Porta-Potties are the only other amenity available. We can’t vouch for their cleanliness since we preferred our onboard facilities. Be prepared like a Scout with plenty of water, food, and fuel. It’s a long way back to town.
Amenities were not what attracted us to the place. Our goal was to enjoy the clear star-gazing skies and find a hike or two. We were not disappointed on either account.
The sky our first night was amazing. It had been decades since I’d seen the Milky Way so full of stars. It looked as though I could reach out and touch it. The big dipper hung above the horizon while we munched s’mores, dripping chocolate and marshmallow all over our hands. I can still picture in my mind all the stars, constellations, and Milky Way when I think of that night.
The next day we found two hikes to keep us busy. The first was Lamb’s Knoll, a popular cayoneering site in the Kolob Terrace area of Zion National Park.
We lacked the gear and knowledge to scale any of the boulders and cliffs, so we hiked around them and through slot canyons. On the backside of the knoll, we found a beautiful view of the valley below.
The second hike was the Left Fork Trailhead that leads to the Subway. The entire trail to the Subway and back is nine miles, which was too strenuous and long for us after our time at Lamb’s Knoll.
The Subway is rated a semi-technical slot canyon hike that requires hikers to wade and swim through the river, scramble over boulders, and climb down waterfalls. For hikers wanting to go all the way to The Subway, they must pick up permits at one of the Zion NP visitor centers.
We stayed on the well-maintained trail that passed through pine trees, shrubs, and prickly pear until we reached the technical part, which was a steep descent into the valley. We stopped to take in the views and watch a couple navigate up the cliff.
On our way back to the parking lot, a wrong turn led us on a half-mile or so detour down a dry riverbed between canyon walls, then back again until we found the correct turnoff.
No one was interested in cooking dinner after our hard work of hiking, so we drove into Hurricane for a Mexican dinner at Las Lupitas Mexican Grill. We’re always on the lookout for good Mexican food, and Lupitas fit the bill.
A layer of thin clouds foiled our expectation for a repeat of the celestial skies of the previous night. That was okay with us. We enjoyed another night around the campfire before it was time for bed.

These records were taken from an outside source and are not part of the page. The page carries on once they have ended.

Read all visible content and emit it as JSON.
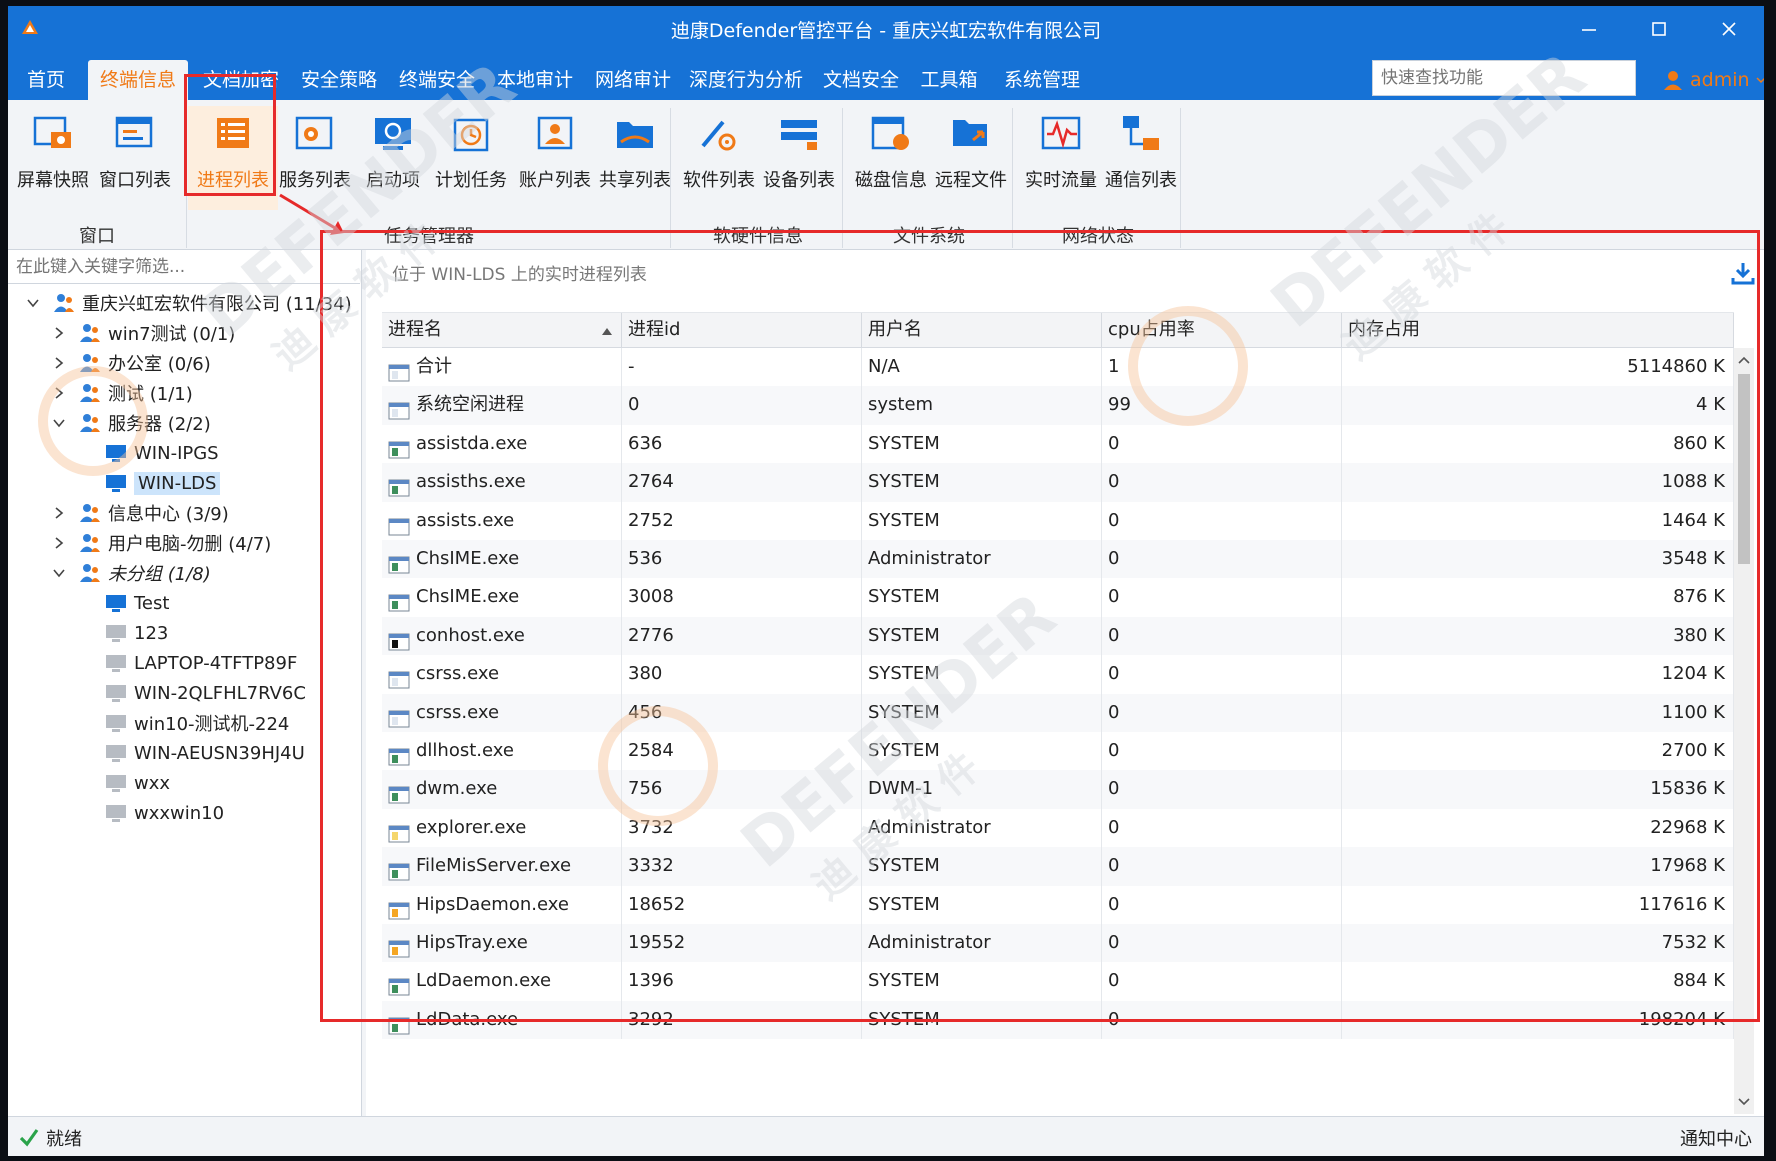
{
  "window": {
    "title": "迪康Defender管控平台 - 重庆兴虹宏软件有限公司"
  },
  "menu": {
    "items": [
      "首页",
      "终端信息",
      "文档加密",
      "安全策略",
      "终端安全",
      "本地审计",
      "网络审计",
      "深度行为分析",
      "文档安全",
      "工具箱",
      "系统管理"
    ],
    "active": "终端信息",
    "search_placeholder": "快速查找功能",
    "user": "admin"
  },
  "ribbon": {
    "buttons": [
      "屏幕快照",
      "窗口列表",
      "进程列表",
      "服务列表",
      "启动项",
      "计划任务",
      "账户列表",
      "共享列表",
      "软件列表",
      "设备列表",
      "磁盘信息",
      "远程文件",
      "实时流量",
      "通信列表"
    ],
    "active": "进程列表",
    "groups": [
      "窗口",
      "任务管理器",
      "软硬件信息",
      "文件系统",
      "网络状态"
    ]
  },
  "tree": {
    "filter_placeholder": "在此键入关键字筛选...",
    "nodes": [
      {
        "label": "重庆兴虹宏软件有限公司 (11/34)",
        "type": "group"
      },
      {
        "label": "win7测试 (0/1)",
        "type": "group"
      },
      {
        "label": "办公室 (0/6)",
        "type": "group"
      },
      {
        "label": "测试 (1/1)",
        "type": "group"
      },
      {
        "label": "服务器 (2/2)",
        "type": "group"
      },
      {
        "label": "WIN-IPGS",
        "type": "online"
      },
      {
        "label": "WIN-LDS",
        "type": "online"
      },
      {
        "label": "信息中心 (3/9)",
        "type": "group"
      },
      {
        "label": "用户电脑-勿删 (4/7)",
        "type": "group"
      },
      {
        "label": "未分组 (1/8)",
        "type": "group"
      },
      {
        "label": "Test",
        "type": "online"
      },
      {
        "label": "123",
        "type": "offline"
      },
      {
        "label": "LAPTOP-4TFTP89F",
        "type": "offline"
      },
      {
        "label": "WIN-2QLFHL7RV6C",
        "type": "offline"
      },
      {
        "label": "win10-测试机-224",
        "type": "offline"
      },
      {
        "label": "WIN-AEUSN39HJ4U",
        "type": "offline"
      },
      {
        "label": "wxx",
        "type": "offline"
      },
      {
        "label": "wxxwin10",
        "type": "offline"
      }
    ],
    "selected": "WIN-LDS"
  },
  "process_panel": {
    "caption": "位于 WIN-LDS 上的实时进程列表",
    "columns": [
      "进程名",
      "进程id",
      "用户名",
      "cpu占用率",
      "内存占用"
    ],
    "rows": [
      [
        "合计",
        "-",
        "N/A",
        "1",
        "5114860 K"
      ],
      [
        "系统空闲进程",
        "0",
        "system",
        "99",
        "4 K"
      ],
      [
        "assistda.exe",
        "636",
        "SYSTEM",
        "0",
        "860 K"
      ],
      [
        "assisths.exe",
        "2764",
        "SYSTEM",
        "0",
        "1088 K"
      ],
      [
        "assists.exe",
        "2752",
        "SYSTEM",
        "0",
        "1464 K"
      ],
      [
        "ChsIME.exe",
        "536",
        "Administrator",
        "0",
        "3548 K"
      ],
      [
        "ChsIME.exe",
        "3008",
        "SYSTEM",
        "0",
        "876 K"
      ],
      [
        "conhost.exe",
        "2776",
        "SYSTEM",
        "0",
        "380 K"
      ],
      [
        "csrss.exe",
        "380",
        "SYSTEM",
        "0",
        "1204 K"
      ],
      [
        "csrss.exe",
        "456",
        "SYSTEM",
        "0",
        "1100 K"
      ],
      [
        "dllhost.exe",
        "2584",
        "SYSTEM",
        "0",
        "2700 K"
      ],
      [
        "dwm.exe",
        "756",
        "DWM-1",
        "0",
        "15836 K"
      ],
      [
        "explorer.exe",
        "3732",
        "Administrator",
        "0",
        "22968 K"
      ],
      [
        "FileMisServer.exe",
        "3332",
        "SYSTEM",
        "0",
        "17968 K"
      ],
      [
        "HipsDaemon.exe",
        "18652",
        "SYSTEM",
        "0",
        "117616 K"
      ],
      [
        "HipsTray.exe",
        "19552",
        "Administrator",
        "0",
        "7532 K"
      ],
      [
        "LdDaemon.exe",
        "1396",
        "SYSTEM",
        "0",
        "884 K"
      ],
      [
        "LdData.exe",
        "3292",
        "SYSTEM",
        "0",
        "198204 K"
      ]
    ]
  },
  "status": {
    "text": "就绪",
    "notify": "通知中心"
  },
  "watermark": {
    "brand": "DEFENDER",
    "chars": "迪 康 软 件"
  },
  "colors": {
    "accent": "#1672d6",
    "active": "#f07a17",
    "highlight": "#e62a2a"
  }
}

The morning we left, I woke up early enough to capture this colorful sunrise.
Coming up, we pull into Hitch-N-Post Campground in Panguitch, Utah, our base camp for Bryce National Park and Red Canyon State Park.